Good men still exist in our world. If you read the news and the blogs each day you are inundated with the Tiger Woods and Ochocinco’s of the world. Much of the time the headlines scream about actions of men who aren’t holding up their end of the deal in society. Typically, they’re making bad decisions, exemplifying “cultural manliness” and slacking on being a “good man.”
I have been lucky that the father that I have served as a role model of manhood in my own house. He once walked around an entire winter with holes in the bottom of his shoes sacrificing money so that we could have money. He never fathered children outside of his marriage to my mother. He never cheated and he worked hard. I do believe that there is such a thing as a good man. A few days ago I was met with utter frustration as I went into card store after card store and was unable to find a decent birthday card to give him. I would ask manager after manager and they would give me a dismal reply, “Well that’s the way it is little lady. We don’t have that much demand for birthday cards for fathers from children.” I was stunned at the second store but by the sixth store I was sad.
I work each day with truly good men that do not make the news reports. Some of these men have seen much harder times and difficult moments than you can imagine, but they are great men. They are the working musician who is the proud father of three and smiles every day at his wife and lives and loves in a Christian way. There is the good man who is a national hero, a firefighter who has unselfishly put himself in harm’s way to protect others for well over 20 yrs. In serving on that awful September 11 day he was blown through a plate glass window and still continued to forge on to save lives. The biggest impact he has though (not at all to discount his years of service nor his honors & accolades) is the impact he has on his friends and family as we have come to love and understand him even more. He gladly volunteered to take home anyone who needed a ride one afternoon.
I look each day at the men in my world who have claimed success on their own terms to defy all the bad publicity about men. I now cherish the time I have with my aging father. I know he takes it serious too even though I am an adult now. I know, without a doubt, he always knew that there will never be a more important relationship in either of our lives than our relationship with each other. It gave me a healthy outlook as a woman on what a man is and isn’t. I don’t say this out of pride or out of attention-seeking. I say this because it is the truth.
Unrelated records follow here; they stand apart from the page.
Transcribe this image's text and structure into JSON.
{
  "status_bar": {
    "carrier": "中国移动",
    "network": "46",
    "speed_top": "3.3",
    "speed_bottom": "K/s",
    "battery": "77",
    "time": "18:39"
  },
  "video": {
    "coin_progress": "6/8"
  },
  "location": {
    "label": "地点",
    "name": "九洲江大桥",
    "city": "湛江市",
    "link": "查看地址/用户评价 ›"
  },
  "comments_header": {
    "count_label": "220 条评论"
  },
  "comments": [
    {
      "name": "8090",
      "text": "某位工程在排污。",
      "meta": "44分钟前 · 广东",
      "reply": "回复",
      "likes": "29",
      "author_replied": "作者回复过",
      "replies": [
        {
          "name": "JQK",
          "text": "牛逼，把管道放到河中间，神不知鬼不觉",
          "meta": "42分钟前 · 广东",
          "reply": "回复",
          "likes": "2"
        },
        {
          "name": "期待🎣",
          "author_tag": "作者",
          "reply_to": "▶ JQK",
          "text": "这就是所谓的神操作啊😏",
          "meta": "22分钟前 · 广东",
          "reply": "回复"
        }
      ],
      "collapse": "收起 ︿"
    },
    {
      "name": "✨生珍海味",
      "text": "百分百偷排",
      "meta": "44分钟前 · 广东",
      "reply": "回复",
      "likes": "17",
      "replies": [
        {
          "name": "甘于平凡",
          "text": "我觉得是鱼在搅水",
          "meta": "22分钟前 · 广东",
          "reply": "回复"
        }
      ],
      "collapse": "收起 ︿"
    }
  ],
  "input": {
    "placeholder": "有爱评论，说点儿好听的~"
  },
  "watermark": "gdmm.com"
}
Think about it… where does a young girl learn about love? Where does a young girl learn how to be treated? Where does a young girl develop her idea of what her future will hold? Where does a young girl learn self-respect and self-esteem? From her father. This is NOT to underscore the relationships a young girl has with anyone else, especially her mother. It is to show that a father has a vital role in the future of his daughters. In my estimation, the most vital role. Her father must demonstrate love; love of his spouse, love of his children, love of his God. What happens if a father doesn’t fulfill this role or if he fails to fulfill it in the correct way? Simple, the child’s understanding of how a man should act and treat others is skewed. This skewed understanding can lead to multiple problems, namely disordered relationships.
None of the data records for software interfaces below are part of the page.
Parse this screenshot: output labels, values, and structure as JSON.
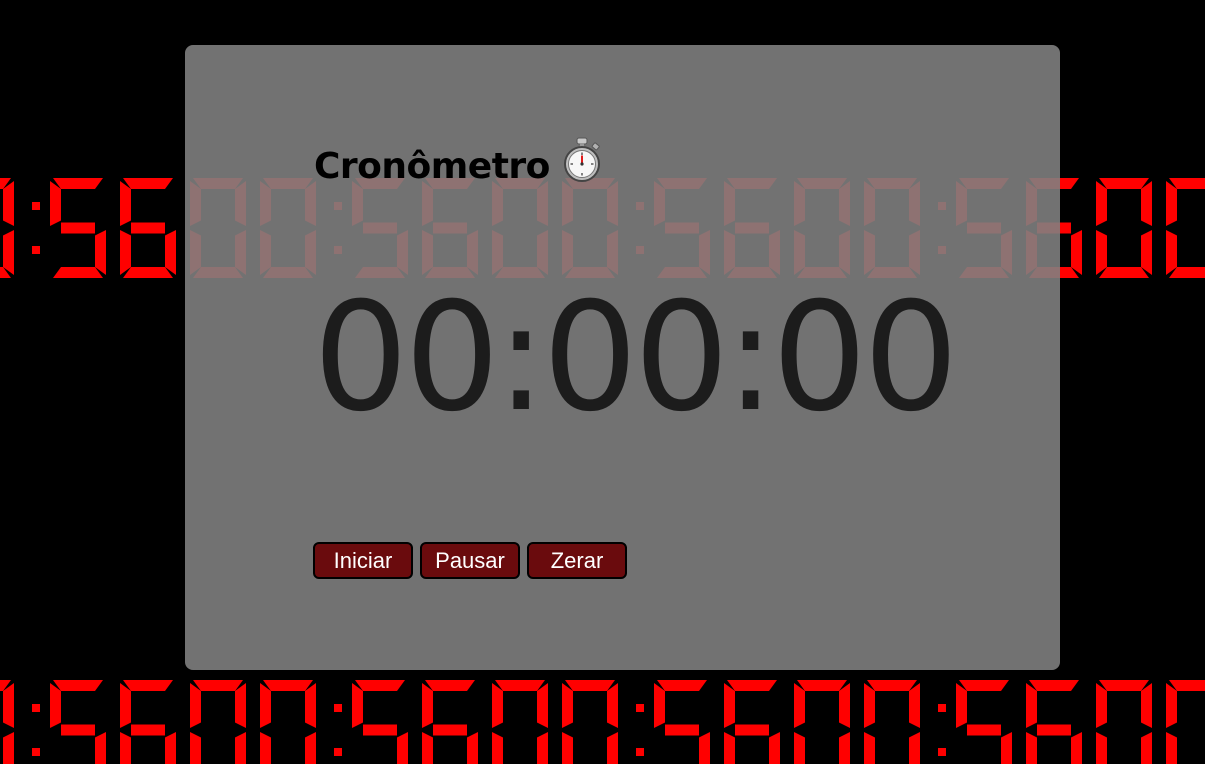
{
  "background": {
    "digit_color": "#ff0000",
    "glow_color": "#ff5c5c"
  },
  "panel": {
    "title": "Cronômetro",
    "icon": "stopwatch-icon",
    "time_display": "00:00:00"
  },
  "controls": {
    "start_label": "Iniciar",
    "pause_label": "Pausar",
    "reset_label": "Zerar",
    "button_color": "#6a0b0d"
  }
}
Fathers, love your wives. Set the example for your daughters of how they should expect a man to treat them. Teach them to set the bar high and to never settle for less than the best. If they see you being disrespectful, unloving and/or hurtful towards their mother, they are going to grow up thinking that similar behavior is normal and okay. It’s not. They will learn not only what love is, but more importantly, how to love and how to receive love from your example. It is a big responsibility, but that’s what you signed up for when you had sex with your wife, girlfriend, or fiancee. I could continue on for many more paragraphs, but I think my point is easy to understand and doesn’t require repeating.
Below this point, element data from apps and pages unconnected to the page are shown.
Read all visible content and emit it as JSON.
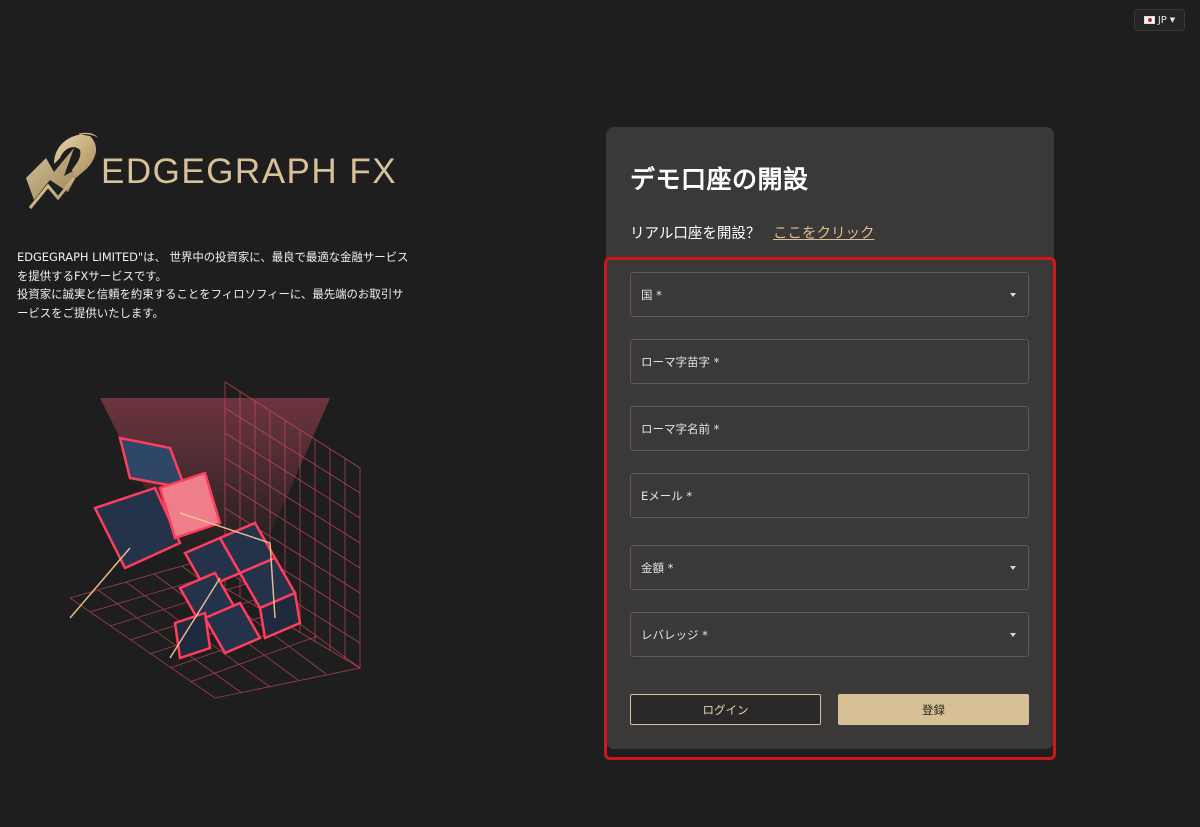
{
  "header": {
    "language": "JP"
  },
  "brand": {
    "name": "EDGEGRAPH FX"
  },
  "intro": {
    "line1": "EDGEGRAPH LIMITED\"は、 世界中の投資家に、最良で最適な金融サービス",
    "line2": "を提供するFXサービスです。",
    "line3": "投資家に誠実と信頼を約束することをフィロソフィーに、最先端のお取引サ",
    "line4": "ービスをご提供いたします。"
  },
  "form": {
    "title": "デモ口座の開設",
    "real_prompt": "リアル口座を開設？",
    "real_link": "ここをクリック",
    "fields": [
      {
        "label": "国 *",
        "type": "select"
      },
      {
        "label": "ローマ字苗字 *",
        "type": "text"
      },
      {
        "label": "ローマ字名前 *",
        "type": "text"
      },
      {
        "label": "Eメール *",
        "type": "text"
      },
      {
        "label": "金額 *",
        "type": "select"
      },
      {
        "label": "レバレッジ *",
        "type": "select"
      }
    ],
    "login_label": "ログイン",
    "register_label": "登録"
  },
  "colors": {
    "background": "#1f1e1e",
    "card": "#3b3838",
    "accent_gold": "#d7c096",
    "highlight_red": "#d2141b",
    "illustration_pink": "#ff4d6a"
  }
}
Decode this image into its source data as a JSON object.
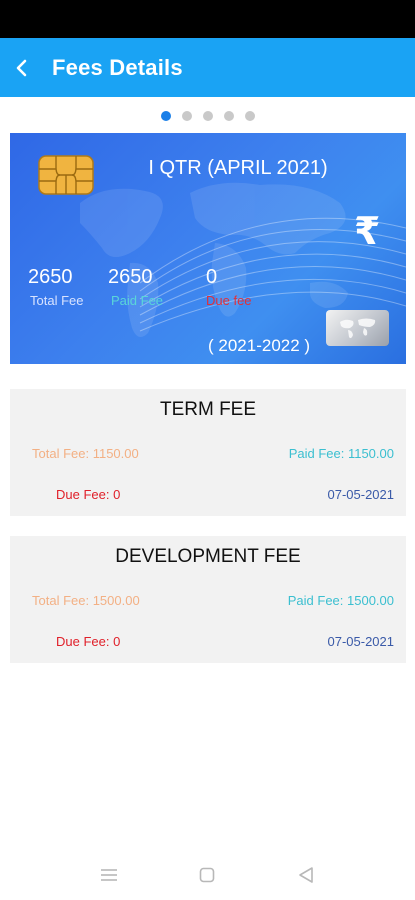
{
  "appbar": {
    "title": "Fees Details"
  },
  "pager": {
    "count": 5,
    "active_index": 0
  },
  "card": {
    "period": "I QTR (APRIL 2021)",
    "currency_symbol": "₹",
    "total_fee": "2650",
    "total_fee_label": "Total Fee",
    "paid_fee": "2650",
    "paid_fee_label": "Paid Fee",
    "due_fee": "0",
    "due_fee_label": "Due fee",
    "year": "( 2021-2022 )"
  },
  "fees": [
    {
      "title": "TERM FEE",
      "total": "Total Fee: 1150.00",
      "paid": "Paid Fee: 1150.00",
      "due": "Due Fee: 0",
      "date": "07-05-2021"
    },
    {
      "title": "DEVELOPMENT FEE",
      "total": "Total Fee: 1500.00",
      "paid": "Paid Fee: 1500.00",
      "due": "Due Fee: 0",
      "date": "07-05-2021"
    }
  ],
  "colors": {
    "appbar": "#1aa3f4",
    "card_gradient_start": "#2f68e6",
    "card_gradient_end": "#3f8ff0",
    "total_label": "#f3b084",
    "paid_label": "#3bbfd0",
    "due_label": "#e0202a",
    "date": "#3a5aa8"
  },
  "icons": {
    "back": "back-arrow-icon",
    "chip": "sim-chip-icon",
    "map": "world-map-icon",
    "nav_menu": "menu-icon",
    "nav_home": "home-square-icon",
    "nav_back": "back-triangle-icon"
  }
}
My best example of a man came from my father who is a good man. By the way, he was a great husband too and on the day we buried my mother he made it clear that his role had changed, being the sole living parent. In a heartbroken voice he hugged me and my brother and said, “I will keep this family together.” He has done just that.